RECORD EXCERPTS section start
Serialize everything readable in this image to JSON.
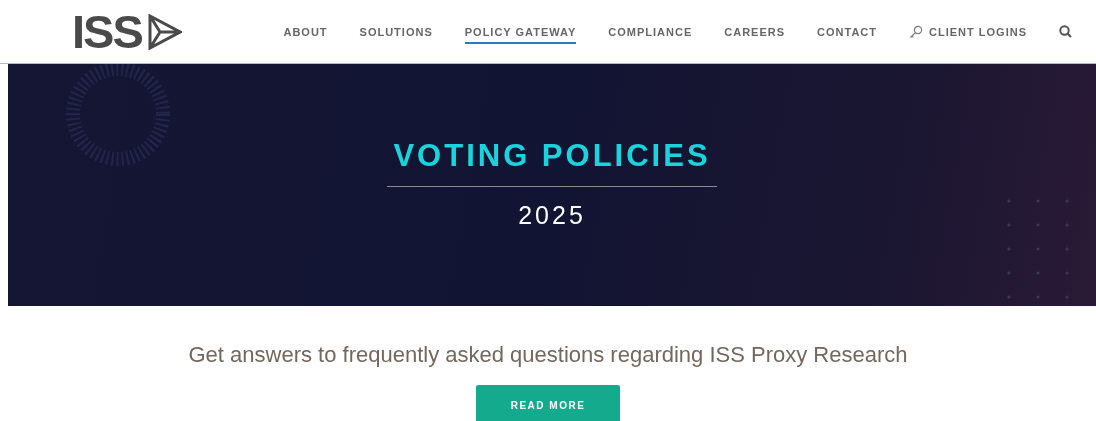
{
  "header": {
    "logo": "ISS",
    "nav": [
      {
        "label": "ABOUT",
        "selected": false
      },
      {
        "label": "SOLUTIONS",
        "selected": false
      },
      {
        "label": "POLICY GATEWAY",
        "selected": true
      },
      {
        "label": "COMPLIANCE",
        "selected": false
      },
      {
        "label": "CAREERS",
        "selected": false
      },
      {
        "label": "CONTACT",
        "selected": false
      },
      {
        "label": "CLIENT LOGINS",
        "selected": false,
        "kind": "login"
      }
    ]
  },
  "hero": {
    "title": "VOTING POLICIES",
    "subtitle": "2025"
  },
  "intro": {
    "text": "Get answers to frequently asked questions regarding ISS Proxy Research",
    "button": "READ MORE"
  }
}
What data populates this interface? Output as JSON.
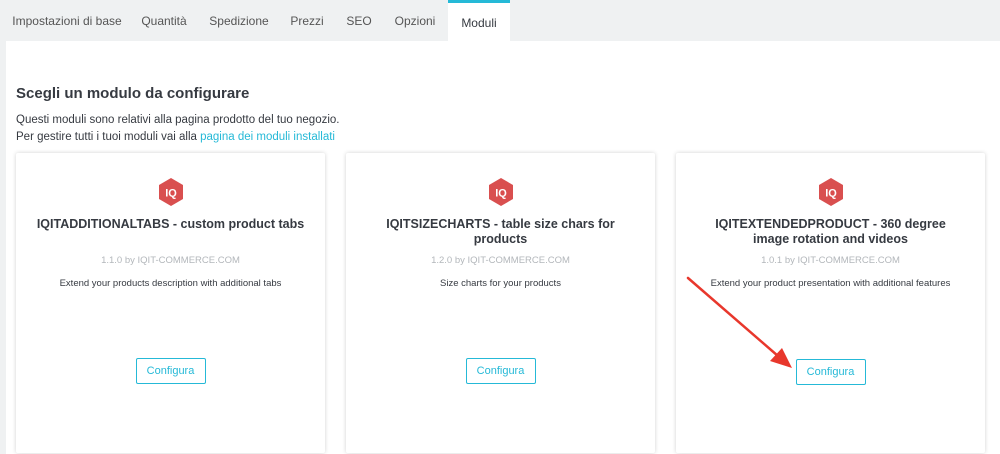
{
  "tabs": [
    {
      "label": "Impostazioni di base"
    },
    {
      "label": "Quantità"
    },
    {
      "label": "Spedizione"
    },
    {
      "label": "Prezzi"
    },
    {
      "label": "SEO"
    },
    {
      "label": "Opzioni"
    },
    {
      "label": "Moduli",
      "active": true
    }
  ],
  "section": {
    "title": "Scegli un modulo da configurare",
    "line1": "Questi moduli sono relativi alla pagina prodotto del tuo negozio.",
    "line2_prefix": "Per gestire tutti i tuoi moduli vai alla",
    "line2_link": "pagina dei moduli installati"
  },
  "modules": [
    {
      "logo": "IQ",
      "name": "IQITADDITIONALTABS - custom product tabs",
      "version": "1.1.0 by IQIT-COMMERCE.COM",
      "description": "Extend your products description with additional tabs",
      "button": "Configura"
    },
    {
      "logo": "IQ",
      "name": "IQITSIZECHARTS - table size chars for products",
      "version": "1.2.0 by IQIT-COMMERCE.COM",
      "description": "Size charts for your products",
      "button": "Configura"
    },
    {
      "logo": "IQ",
      "name": "IQITEXTENDEDPRODUCT - 360 degree image rotation and videos",
      "version": "1.0.1 by IQIT-COMMERCE.COM",
      "description": "Extend your product presentation with additional features",
      "button": "Configura"
    }
  ],
  "colors": {
    "accent": "#25b9d7",
    "logo": "#d94f4f",
    "annotation_arrow": "#e8372c"
  }
}
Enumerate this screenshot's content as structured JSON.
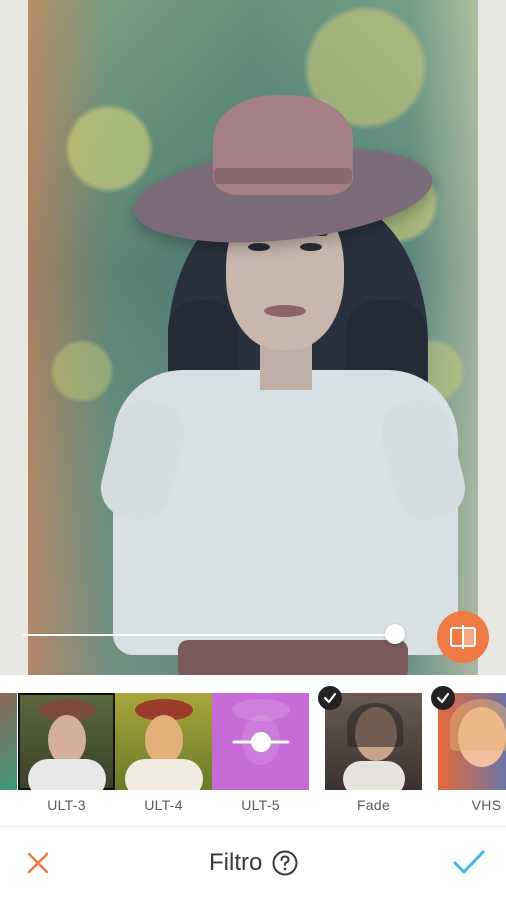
{
  "filters": [
    {
      "label": "ULT-3",
      "selected": true,
      "downloaded": true
    },
    {
      "label": "ULT-4",
      "selected": false,
      "downloaded": true
    },
    {
      "label": "ULT-5",
      "selected": false,
      "downloaded": true
    },
    {
      "label": "Fade",
      "selected": false,
      "downloaded": true
    },
    {
      "label": "VHS",
      "selected": false,
      "downloaded": true
    }
  ],
  "slider": {
    "intensity": 1.0
  },
  "toolbar": {
    "title": "Filtro",
    "help_icon": "question-circle-icon",
    "cancel_icon": "close-icon",
    "apply_icon": "checkmark-icon"
  },
  "colors": {
    "accent_orange": "#ef7a45",
    "accent_blue": "#3eb8e6",
    "active_filter_purple": "#c56bd6"
  }
}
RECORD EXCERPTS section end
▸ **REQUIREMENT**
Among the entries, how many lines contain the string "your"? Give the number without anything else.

▸ **TASK ANSWER**
3